Symptoms of a concussion may not appear immediately and may change over time. The first 24 hours are vital to determine possible severity. The following information is offered to help guide you.
Symptoms of a concussion are the result of a temporary change in the brain’s function. In most cases, the symptoms of a concussion generally resolve over a short period of time; however, in some cases, symptoms will last for weeks or longer. Children and adolescents are more susceptible to concussions and take longer than adults to recover.
It is imperative that any student who is suspected of having a concussion is removed from athletic activity (e.g. recess, PE class, sports) and remains out of such activities until evaluated and cleared to return to activity by a physician.
Symptoms include, but are not limited to:
- Loss of consciousness
- Balance difficulties, dizziness, or clumsy movements
- Double or blurry vision
- Sensitivity to light and/or sound
- Nausea, vomiting and/or loss of appetite
- Irritability, sadness or other changes in personality
- Feeling sluggish, foggy or light-headed
- Concentration or focusing problems
- Fatigue and/or sleep issues — sleeping more or less than usual
Students who develop any of the following signs, or if signs and symptoms worsen, should be seen and evaluated immediately at the nearest hospital emergency room.
- Headaches that worsen
- Looks drowsy and/or cannot be awakened
- Repeated vomiting
- Slurred speech
- Unable to recognize people or places
- Weakness or numbing in arms or legs, facial drooping
- Unsteady gait
- Change in pupil size in one eye
- Significant irritability
- Any loss of consciousness
- Suspicion for skull fracture: blood draining from ear or clear fluid from the nose
Packer utilizes an innovative concussion management program for our student-athletes.
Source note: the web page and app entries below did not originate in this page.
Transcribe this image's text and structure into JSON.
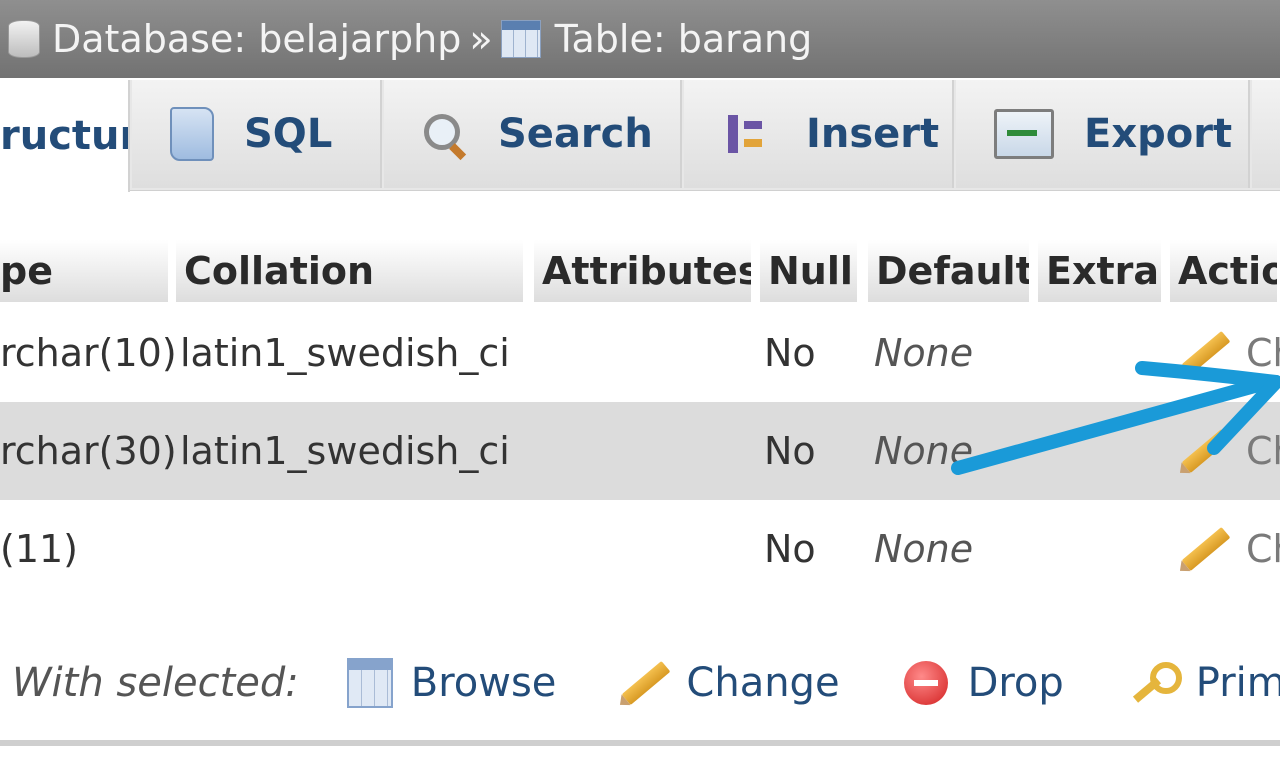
{
  "breadcrumb": {
    "database": "Database: belajarphp",
    "separator": "»",
    "table": "Table: barang"
  },
  "tabs": [
    {
      "label": "ructure",
      "active": true
    },
    {
      "label": "SQL"
    },
    {
      "label": "Search"
    },
    {
      "label": "Insert"
    },
    {
      "label": "Export"
    }
  ],
  "columns": [
    "pe",
    "Collation",
    "Attributes",
    "Null",
    "Default",
    "Extra",
    "Actio"
  ],
  "rows": [
    {
      "type": "rchar(10)",
      "collation": "latin1_swedish_ci",
      "null": "No",
      "default": "None",
      "action": "Ch"
    },
    {
      "type": "rchar(30)",
      "collation": "latin1_swedish_ci",
      "null": "No",
      "default": "None",
      "action": "Ch"
    },
    {
      "type": "(11)",
      "collation": "",
      "null": "No",
      "default": "None",
      "action": "Ch"
    }
  ],
  "with_selected": {
    "label": "With selected:",
    "browse": "Browse",
    "change": "Change",
    "drop": "Drop",
    "primary": "Prima"
  },
  "colors": {
    "header_bar": "#808080",
    "link": "#234c79",
    "annotation_arrow": "#1a9ad8"
  }
}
The program is called the Sport Concussion Assessment Tool 5 (SCAT 5).The SCAT 5 is a standardized concussion exam utilized by many medical professionals. The test evaluates different components such as memory, balance, cognitive ability, etc. A baseline test will be administered to each 7th, 9th and 11th Grade student. The SCAT 5 test is administered at Packer under the supervision of our Athletic Trainer, Mike Cunningham during the season.
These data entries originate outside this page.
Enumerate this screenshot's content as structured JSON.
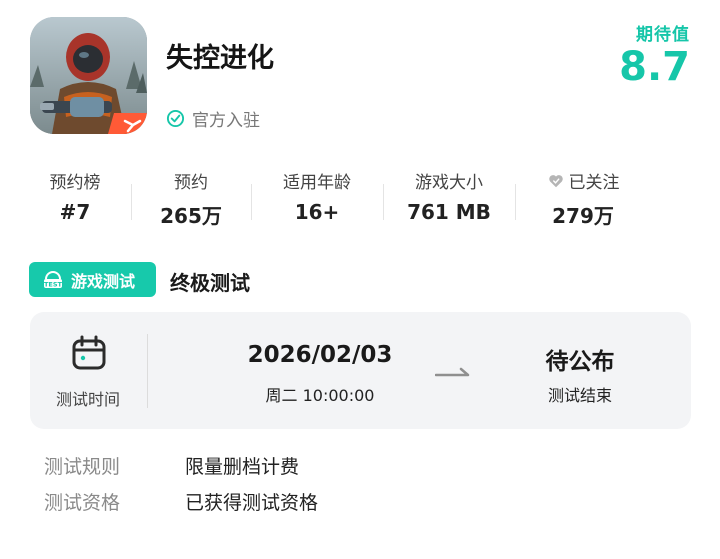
{
  "app": {
    "title": "失控进化",
    "official_label": "官方入驻",
    "icon_name": "game-app-icon"
  },
  "rating": {
    "label": "期待值",
    "value": "8.7"
  },
  "stats": [
    {
      "label": "预约榜",
      "value": "#7"
    },
    {
      "label": "预约",
      "value": "265万"
    },
    {
      "label": "适用年龄",
      "value": "16+"
    },
    {
      "label": "游戏大小",
      "value": "761 MB"
    },
    {
      "label": "已关注",
      "value": "279万",
      "icon": "heart-icon"
    }
  ],
  "test": {
    "badge_label": "游戏测试",
    "badge_icon": "test-icon",
    "name": "终极测试",
    "time_label": "测试时间",
    "start_date": "2026/02/03",
    "start_time": "周二  10:00:00",
    "end_status": "待公布",
    "end_label": "测试结束"
  },
  "info": [
    {
      "label": "测试规则",
      "value": "限量删档计费"
    },
    {
      "label": "测试资格",
      "value": "已获得测试资格"
    }
  ],
  "colors": {
    "accent": "#16c6a9",
    "card_bg": "#f3f4f6",
    "muted_text": "#8a8a8a"
  }
}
If the athlete is believed to have suffered a concussion during competition, the exam can be taken again and the data is compared to the baseline test. This information is then used as a tool to assist the athletic training staff and treating physicians in determining the extent of the injury, monitoring recovery, and in making safe return to play decisions. If an injury of this nature occurs, we will be in contact with you. In addition, Packer has a Concussion Management Plan in place as well as a Concussion Management Team (made up of the division head, school learning specialist, deans, school nurse, athletic trainer, and athletic director) to ensure that injured athletes are well taken care of both on the field and off.